« Reply #8 on: August 31, 2017, 07:27:49 PM »
Art,
I don't believe there is a good liquid fuel for model engines that doesn't have some odor. I think camp fuel is probably as good as it gets. You just have to watch that your engine isn't running rich. Coleman is pretty close to naptha and is the model fuel I use, but I did notice that Walmart is now selling Crown camp fuel. I haven't tried it yet. These fuels are particularly good in that they leave little or no residue when they evaporate. Regarding lubrication, I found it interesting that a friend of mine has been running his low speed 4 stroke multi-cylinder model engines on camp fuel with a little Marvel Mystery oil added. He has done this for years. He uses a 60:1 ratio and his engines have enclosed crankcases. The cylinders and bottom ends are totally lubricated by the MMO blow-by oil. His models run in the 500-600 RPM range normally, but he usually has to mop up surplus oil that has accumulated in the crankcases of his engines after a show. A side benefit is that MMO has a little oil of Wintergreen added which helps disguise the fuel fumes. If your engine doesn't run under much load and at reasonably low speed, a 50:1 MMO mix might work for you.
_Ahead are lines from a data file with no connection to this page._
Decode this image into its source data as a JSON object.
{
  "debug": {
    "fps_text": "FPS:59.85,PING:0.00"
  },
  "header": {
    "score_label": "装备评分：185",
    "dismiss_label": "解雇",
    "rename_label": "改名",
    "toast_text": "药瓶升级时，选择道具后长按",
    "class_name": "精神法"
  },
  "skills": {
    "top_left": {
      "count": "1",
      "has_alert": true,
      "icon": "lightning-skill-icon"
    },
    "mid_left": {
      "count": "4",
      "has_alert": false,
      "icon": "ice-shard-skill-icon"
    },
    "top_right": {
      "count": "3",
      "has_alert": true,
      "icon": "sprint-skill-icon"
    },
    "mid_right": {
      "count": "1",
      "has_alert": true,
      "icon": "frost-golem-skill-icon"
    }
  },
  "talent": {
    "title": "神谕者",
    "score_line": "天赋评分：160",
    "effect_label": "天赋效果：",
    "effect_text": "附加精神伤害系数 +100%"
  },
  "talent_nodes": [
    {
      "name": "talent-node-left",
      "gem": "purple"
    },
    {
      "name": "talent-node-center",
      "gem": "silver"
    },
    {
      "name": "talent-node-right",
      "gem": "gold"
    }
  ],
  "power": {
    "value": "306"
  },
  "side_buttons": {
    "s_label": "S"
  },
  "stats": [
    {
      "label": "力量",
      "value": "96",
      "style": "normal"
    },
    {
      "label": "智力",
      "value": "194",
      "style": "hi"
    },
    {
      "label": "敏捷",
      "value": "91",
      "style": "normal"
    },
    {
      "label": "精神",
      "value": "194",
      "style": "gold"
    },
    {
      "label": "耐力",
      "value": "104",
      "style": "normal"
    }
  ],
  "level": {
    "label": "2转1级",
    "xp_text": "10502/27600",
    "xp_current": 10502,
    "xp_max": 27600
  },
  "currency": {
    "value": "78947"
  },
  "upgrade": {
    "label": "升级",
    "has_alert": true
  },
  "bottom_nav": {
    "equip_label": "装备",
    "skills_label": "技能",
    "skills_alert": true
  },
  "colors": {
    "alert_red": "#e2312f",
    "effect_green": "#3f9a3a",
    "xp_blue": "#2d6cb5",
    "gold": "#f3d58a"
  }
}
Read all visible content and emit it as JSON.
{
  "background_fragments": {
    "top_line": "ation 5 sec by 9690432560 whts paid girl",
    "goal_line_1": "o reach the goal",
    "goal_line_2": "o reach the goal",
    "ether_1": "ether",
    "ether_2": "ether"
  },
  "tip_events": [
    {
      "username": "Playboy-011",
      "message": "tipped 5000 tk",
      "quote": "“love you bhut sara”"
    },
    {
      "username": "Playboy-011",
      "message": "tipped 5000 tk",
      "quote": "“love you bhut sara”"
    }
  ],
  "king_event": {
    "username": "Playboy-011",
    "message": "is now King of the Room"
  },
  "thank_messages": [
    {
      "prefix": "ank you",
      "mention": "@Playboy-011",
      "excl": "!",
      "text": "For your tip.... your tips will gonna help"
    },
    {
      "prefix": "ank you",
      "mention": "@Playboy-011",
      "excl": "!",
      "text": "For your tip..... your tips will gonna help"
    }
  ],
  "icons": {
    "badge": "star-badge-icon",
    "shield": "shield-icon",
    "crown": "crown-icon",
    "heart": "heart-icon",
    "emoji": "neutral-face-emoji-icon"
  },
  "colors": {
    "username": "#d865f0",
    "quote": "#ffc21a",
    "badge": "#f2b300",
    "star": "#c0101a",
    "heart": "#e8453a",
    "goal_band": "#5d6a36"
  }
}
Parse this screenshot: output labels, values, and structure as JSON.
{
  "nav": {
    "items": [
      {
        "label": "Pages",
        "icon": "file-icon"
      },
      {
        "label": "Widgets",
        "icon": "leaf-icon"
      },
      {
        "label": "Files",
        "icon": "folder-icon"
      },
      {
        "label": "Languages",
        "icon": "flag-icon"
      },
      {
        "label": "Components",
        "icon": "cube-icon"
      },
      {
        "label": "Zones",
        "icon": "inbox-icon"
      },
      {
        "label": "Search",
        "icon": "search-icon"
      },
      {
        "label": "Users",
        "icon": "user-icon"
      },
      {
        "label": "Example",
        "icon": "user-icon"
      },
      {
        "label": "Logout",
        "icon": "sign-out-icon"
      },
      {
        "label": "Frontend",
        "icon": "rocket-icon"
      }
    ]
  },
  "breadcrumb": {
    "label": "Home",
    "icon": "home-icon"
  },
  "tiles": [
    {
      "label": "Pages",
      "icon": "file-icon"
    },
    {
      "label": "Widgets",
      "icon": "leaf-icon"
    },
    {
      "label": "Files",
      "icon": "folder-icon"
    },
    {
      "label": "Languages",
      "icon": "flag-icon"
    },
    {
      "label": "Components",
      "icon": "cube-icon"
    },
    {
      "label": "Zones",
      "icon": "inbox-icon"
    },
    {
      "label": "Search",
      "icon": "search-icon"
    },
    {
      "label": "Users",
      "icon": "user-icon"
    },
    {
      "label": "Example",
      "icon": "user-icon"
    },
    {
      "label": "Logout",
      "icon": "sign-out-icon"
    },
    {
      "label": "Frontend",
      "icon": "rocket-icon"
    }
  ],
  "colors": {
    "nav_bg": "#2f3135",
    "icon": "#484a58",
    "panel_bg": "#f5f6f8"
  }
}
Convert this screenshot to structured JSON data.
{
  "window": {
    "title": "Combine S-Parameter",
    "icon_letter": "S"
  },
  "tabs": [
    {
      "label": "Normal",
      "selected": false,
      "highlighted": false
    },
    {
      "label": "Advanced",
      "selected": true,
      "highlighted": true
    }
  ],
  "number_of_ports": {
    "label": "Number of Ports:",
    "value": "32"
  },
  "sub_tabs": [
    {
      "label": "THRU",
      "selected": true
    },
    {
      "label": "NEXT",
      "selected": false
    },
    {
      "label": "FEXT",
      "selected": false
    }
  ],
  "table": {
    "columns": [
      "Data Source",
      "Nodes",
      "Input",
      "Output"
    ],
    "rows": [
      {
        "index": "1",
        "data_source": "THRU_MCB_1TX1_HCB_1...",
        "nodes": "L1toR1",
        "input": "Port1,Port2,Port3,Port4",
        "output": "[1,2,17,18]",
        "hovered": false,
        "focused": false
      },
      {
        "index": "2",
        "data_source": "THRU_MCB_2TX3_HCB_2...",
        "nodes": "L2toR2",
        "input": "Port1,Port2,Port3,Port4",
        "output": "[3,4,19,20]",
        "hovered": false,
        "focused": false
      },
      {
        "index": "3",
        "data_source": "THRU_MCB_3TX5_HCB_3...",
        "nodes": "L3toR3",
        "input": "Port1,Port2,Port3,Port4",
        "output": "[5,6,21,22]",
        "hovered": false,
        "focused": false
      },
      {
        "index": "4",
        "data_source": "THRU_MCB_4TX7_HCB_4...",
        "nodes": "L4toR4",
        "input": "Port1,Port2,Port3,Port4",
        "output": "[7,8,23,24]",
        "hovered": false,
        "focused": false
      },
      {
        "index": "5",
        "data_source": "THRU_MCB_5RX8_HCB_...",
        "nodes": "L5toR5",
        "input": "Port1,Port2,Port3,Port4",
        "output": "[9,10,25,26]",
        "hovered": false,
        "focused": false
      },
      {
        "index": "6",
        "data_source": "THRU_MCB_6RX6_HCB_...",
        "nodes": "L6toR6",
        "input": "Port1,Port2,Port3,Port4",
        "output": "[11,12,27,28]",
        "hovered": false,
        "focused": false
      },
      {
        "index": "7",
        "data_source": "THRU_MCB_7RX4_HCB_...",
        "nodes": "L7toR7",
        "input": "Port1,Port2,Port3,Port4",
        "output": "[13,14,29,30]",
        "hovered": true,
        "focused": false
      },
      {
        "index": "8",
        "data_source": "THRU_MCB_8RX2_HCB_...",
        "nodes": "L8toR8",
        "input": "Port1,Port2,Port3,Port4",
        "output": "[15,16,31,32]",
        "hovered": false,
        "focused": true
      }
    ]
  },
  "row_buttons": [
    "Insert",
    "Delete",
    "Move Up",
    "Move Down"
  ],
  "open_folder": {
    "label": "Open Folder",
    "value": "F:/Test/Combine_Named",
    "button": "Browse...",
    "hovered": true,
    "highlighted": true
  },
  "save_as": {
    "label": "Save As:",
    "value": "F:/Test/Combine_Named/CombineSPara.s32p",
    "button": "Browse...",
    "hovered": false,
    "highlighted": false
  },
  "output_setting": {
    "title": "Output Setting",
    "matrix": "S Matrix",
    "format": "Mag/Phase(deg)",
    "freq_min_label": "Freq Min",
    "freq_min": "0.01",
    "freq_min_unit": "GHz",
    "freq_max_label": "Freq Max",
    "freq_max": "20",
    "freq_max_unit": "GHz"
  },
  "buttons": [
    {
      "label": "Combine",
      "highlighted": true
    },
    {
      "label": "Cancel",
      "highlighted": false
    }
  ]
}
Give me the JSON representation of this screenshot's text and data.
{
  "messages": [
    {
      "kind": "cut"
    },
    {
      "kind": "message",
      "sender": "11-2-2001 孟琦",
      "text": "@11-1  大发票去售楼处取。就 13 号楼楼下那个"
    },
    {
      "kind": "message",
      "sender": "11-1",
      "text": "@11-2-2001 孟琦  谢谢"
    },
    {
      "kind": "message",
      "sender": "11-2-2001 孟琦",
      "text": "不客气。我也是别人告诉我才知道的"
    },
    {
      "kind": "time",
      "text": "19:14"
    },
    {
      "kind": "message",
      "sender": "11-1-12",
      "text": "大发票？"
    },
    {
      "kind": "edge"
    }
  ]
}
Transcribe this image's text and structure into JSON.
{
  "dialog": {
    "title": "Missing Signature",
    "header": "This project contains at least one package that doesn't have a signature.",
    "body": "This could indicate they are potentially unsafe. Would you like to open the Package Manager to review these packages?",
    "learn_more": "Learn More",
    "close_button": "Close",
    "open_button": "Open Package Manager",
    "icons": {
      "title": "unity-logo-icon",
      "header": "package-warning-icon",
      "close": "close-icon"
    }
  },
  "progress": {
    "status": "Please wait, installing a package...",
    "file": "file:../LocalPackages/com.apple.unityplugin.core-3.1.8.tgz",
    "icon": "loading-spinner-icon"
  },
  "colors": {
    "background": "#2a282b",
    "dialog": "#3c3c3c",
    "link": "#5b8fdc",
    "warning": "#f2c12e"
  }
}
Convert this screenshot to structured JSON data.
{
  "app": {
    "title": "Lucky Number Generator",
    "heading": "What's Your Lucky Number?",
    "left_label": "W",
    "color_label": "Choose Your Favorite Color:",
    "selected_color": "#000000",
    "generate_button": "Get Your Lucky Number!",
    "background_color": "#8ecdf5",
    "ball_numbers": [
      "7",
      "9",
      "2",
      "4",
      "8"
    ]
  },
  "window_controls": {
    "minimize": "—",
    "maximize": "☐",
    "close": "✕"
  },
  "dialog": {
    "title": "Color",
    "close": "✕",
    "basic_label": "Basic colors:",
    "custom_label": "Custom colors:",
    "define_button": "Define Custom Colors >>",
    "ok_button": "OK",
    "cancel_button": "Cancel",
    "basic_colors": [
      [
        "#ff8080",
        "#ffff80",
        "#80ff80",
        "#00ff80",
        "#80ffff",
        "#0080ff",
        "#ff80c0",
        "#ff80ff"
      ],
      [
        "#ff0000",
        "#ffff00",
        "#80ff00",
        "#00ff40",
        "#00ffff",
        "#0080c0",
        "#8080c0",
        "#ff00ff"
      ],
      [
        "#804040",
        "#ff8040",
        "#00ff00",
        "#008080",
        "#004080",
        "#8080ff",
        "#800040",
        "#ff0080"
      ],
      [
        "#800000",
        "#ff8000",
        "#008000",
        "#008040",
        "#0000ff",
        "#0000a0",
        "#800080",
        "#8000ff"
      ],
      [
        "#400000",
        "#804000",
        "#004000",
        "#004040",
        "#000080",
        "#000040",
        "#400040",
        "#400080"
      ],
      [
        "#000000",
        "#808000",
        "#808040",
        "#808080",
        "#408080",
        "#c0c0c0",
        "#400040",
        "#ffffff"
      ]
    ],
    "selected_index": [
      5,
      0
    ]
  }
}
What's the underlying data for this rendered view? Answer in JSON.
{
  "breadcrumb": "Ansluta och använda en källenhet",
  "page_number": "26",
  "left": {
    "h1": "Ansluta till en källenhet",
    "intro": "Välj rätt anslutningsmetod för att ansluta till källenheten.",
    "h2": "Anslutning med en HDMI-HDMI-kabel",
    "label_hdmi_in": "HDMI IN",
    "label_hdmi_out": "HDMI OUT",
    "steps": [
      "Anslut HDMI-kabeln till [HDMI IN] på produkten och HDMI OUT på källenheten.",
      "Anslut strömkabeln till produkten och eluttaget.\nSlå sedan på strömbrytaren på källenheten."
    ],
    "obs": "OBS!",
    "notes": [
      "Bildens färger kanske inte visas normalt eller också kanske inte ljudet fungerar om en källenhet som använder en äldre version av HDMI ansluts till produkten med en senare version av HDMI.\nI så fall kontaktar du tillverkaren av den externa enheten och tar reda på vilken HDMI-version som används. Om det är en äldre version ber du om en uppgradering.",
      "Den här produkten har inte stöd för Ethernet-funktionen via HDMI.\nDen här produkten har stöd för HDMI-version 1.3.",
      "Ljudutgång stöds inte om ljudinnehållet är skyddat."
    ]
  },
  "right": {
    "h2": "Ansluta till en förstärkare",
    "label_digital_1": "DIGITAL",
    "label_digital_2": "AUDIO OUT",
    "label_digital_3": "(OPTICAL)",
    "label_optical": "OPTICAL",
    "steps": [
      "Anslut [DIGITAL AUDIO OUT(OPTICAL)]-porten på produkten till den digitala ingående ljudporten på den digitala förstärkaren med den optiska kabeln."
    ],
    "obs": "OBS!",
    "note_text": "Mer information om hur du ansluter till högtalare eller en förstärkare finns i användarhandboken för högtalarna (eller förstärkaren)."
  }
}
Chain saw oil is a bit heavy and is for really hard working high speed engines.
Jeff